We are delighted to be able to say that wotwine.com and our app (available for iOS or android) is completely free to use.
All our recommendations to our users are reached via consensus by our professional in-house tasting team and are unbiased, objective, and free from outside influence
How do we assess value?
We define “value” as a measure of both quality and price. Our start point is a careful assessment of quality without being influenced by knowing the price at which a wine is being retailed, who has made it , or where it is being sold. We judge wines by taste comparison amongst their peers from different retailers of the same type, origin, appellation or varietal.

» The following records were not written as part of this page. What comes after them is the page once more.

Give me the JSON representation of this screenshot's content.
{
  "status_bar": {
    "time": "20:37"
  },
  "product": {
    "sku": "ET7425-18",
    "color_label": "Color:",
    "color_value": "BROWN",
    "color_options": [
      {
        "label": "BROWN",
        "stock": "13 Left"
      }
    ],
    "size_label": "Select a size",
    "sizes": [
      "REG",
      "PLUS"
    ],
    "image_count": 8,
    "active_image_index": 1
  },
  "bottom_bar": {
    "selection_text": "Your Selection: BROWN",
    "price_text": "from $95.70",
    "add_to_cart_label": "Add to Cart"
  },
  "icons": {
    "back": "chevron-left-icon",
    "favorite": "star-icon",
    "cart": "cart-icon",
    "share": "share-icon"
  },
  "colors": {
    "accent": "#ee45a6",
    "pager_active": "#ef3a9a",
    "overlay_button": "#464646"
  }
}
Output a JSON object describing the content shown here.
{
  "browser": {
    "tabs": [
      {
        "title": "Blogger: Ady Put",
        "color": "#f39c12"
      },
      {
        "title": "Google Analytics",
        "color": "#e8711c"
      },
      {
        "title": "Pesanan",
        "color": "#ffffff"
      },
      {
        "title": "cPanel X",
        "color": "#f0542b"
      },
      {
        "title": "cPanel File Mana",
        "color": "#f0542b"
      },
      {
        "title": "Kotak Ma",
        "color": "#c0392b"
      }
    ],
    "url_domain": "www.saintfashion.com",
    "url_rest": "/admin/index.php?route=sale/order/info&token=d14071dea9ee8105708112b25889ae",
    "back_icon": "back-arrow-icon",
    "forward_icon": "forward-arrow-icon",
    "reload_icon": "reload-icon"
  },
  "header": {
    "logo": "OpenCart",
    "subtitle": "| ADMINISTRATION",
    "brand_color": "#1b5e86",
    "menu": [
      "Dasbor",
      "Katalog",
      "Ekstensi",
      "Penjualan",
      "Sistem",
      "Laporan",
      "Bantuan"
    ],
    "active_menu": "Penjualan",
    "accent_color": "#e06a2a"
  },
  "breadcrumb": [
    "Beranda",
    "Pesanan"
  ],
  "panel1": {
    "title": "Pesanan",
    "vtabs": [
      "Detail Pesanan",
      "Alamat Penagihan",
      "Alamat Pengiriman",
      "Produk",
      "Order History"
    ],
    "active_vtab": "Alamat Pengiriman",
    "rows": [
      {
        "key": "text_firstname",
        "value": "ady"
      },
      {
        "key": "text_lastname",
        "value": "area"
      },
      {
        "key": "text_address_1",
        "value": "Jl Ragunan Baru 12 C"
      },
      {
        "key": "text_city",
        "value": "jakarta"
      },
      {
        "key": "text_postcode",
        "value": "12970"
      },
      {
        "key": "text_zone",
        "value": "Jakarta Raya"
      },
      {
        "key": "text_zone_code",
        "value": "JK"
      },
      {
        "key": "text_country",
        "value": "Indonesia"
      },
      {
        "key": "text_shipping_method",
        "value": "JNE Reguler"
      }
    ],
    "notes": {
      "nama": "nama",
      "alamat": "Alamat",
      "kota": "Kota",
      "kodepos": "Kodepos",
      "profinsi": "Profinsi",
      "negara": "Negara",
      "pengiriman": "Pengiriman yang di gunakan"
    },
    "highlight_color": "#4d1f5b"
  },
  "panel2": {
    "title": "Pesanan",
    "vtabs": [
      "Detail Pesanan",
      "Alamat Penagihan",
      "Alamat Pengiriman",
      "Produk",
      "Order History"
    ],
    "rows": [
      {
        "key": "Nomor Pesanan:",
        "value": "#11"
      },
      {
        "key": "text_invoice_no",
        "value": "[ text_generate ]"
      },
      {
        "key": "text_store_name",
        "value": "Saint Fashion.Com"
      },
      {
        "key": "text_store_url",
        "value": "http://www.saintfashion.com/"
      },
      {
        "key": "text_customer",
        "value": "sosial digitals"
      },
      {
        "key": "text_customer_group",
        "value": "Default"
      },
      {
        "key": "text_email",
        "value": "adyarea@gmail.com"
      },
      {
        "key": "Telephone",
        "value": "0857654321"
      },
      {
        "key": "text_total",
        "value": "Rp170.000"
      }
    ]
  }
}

After many years working in the industry we know the cost of production, cost of ageing, cost of packaging, shipping, marketing, duty and tax, retail margin levels, and the premium that famous vineyards can command. Armed with this level of knowledge, we then look at what is available to the consumer and at what price. As well as tasting comparatively wines from the biggest supermarket chains, we add in some “benchmarks” from the same wine type and vintage from the Wine Society (which we feel offers very good value by and large) and from some specialist retailers and wine merchants.
We do this to try and be as fair and objective as possible, but as over 80% of the retail volume of wine is bought from supermarkets, our app is designed to help these consumers. After all, the immense buying power of a supermarket should generate some excellent value.
Value for money is what we believe the consumer really needs help with. One of the most frequent scenarios is, for example, when a wine is normally on the shelf for £10.99. Is that reasonable value? When it is promoted to £4.99 is that really fantastic value? Or is the wine only really worth £4.00 anyway?
The supermarket wines we are valuing generally cost between £3.00 and £30.00. We would accept that trying to put a value on famous collectible wines the way we do would not take into account such important influences as market forces, the ability for a wine to age and develop, or scarcity. But we are, after all, evaluating the mass-market end of the business. Shelf price by no means always reflects quality and value and we often find very well made honest and simple wines at £4.00 and poorly made over-cropped wines at £10.00. We even find disappointing famous name wines at £30.00.
Our tasting method
We believe our tasting method and process is as sound, fair and rigorous as any other. We try to be balanced helpful and not sensationalist in the way we evaluate wines. Below we explain how it works:
Because we are not so arrogant as to believe that we always get it 100% spot on, we encourage users and producers to advise us if they feel we have been unfair and should re-evaluate a wine. This happens occasionally but is rarely taken up by producers. Faults, sometimes marginal, are taken into account and balanced against the positive aspects of a wine. Inevitably we find some faulty wine at every tasting, the most common issues being: